Temperature, sound, and lights, in particular, contribute to restlessness. Fortunately, they can also play important roles to a good night's rest if set in a way that matches your body's preference for comfort.
It's common knowledge that stuffiness, glaring lights, and noise are not the ideal things to take to bed. We make a conscious effort to remove them from the room once it's time to sleep. However, the current setup of your sleeping area may allow these disturbances in without you noticing.
One of the reasons why adults have trouble sleeping is inadequate airflow in their bedroom, which can worsen breathing issues for those who have lung or heart ailments. As a result, they wake up more frequently at night. Research has found that room temperature is a more likely contributor to sleep problems than noise².
The blue light that typically comes from smartphones and TV screens can cause eye strain and fatigue. Research has shown that prolonged exposure to blue light can keep you alert by tricking your body's circadian rhythm (internal clock)³. Blue light also suppresses melatonin, the hormone that tells us to go to sleep. Your natural melatonin levels may still decrease even if you've activated your phone's "night shift" to eliminate blue light.
As much as we want to keep our bedroom quiet, sound can still seep in, especially if you live in a densely populated neighborhood or near busy roads. Vehicles speeding, people walking, dogs barking—these are just some of the frequent disturbances at night.
What can you do to reverse the effects of the three invisible causes of sleep problems?
Consider the following when optimizing your sleep environment:
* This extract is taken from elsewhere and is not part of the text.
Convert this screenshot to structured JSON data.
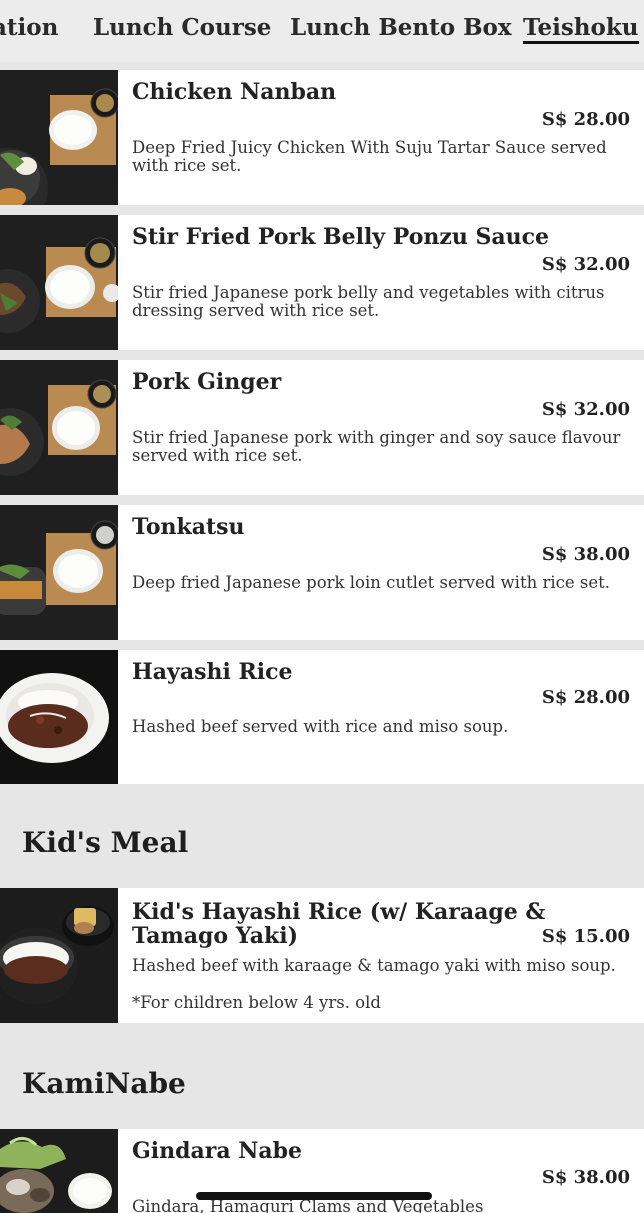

If you are having trouble sleeping at night, you might start by making adjustments to your air-conditioning system. Counter the effects of poor ventilation by letting air flow more freely, which helps regulate your breathing in turn. Aside from an undisturbed rest, a breathable room also makes you feel less sleepy when you wake up and enables you to concentrate better on your daytime activities.
Not all kinds of light are detrimental to your rest. They are helpful if you expose yourself to the right type of light at appropriate hours. Remember your circadian rhythm? You can "train" it by bathing in brightness during the day⁴ and dimming your home in the evening hours. Doing so trains your body to take advantage of waking hours and rest periods.
Unless you have a soundproof room, shutting out all noise can be close to impossible. Instead of reaching for earplugs, make the most out of your natural surroundings by purposely welcoming rhythms like river currents, rustling leaves, and chirping birds. These earth sounds can act as white noise that calms you down. If you don't live near a stream (as most of us don't)? Consider purchasing a white noise machine or downloading an app that plays calming sounds of nature.
Creating an optimal sleep environment doesn't mean doing a significant renovation. Do a quick assessment of your bedroom and use these tips to help make surprising improvements to the quality of your sleep.
(1) Healthy Sleep (January 2008) External Factors that Influence Sleep
(2) Okamoto-Mizuno, K; Mizuno, K (May 2012) Effects of thermal environment on sleep and circadian rhythm
(3) Sleep Foundation Org (February 2017) How Blue Light Affects Kids & Sleep
(4) Blume, C; Garbazza, C; Spitschan, M (September 2019). Effects of light on human circadian rhythms, sleep and mood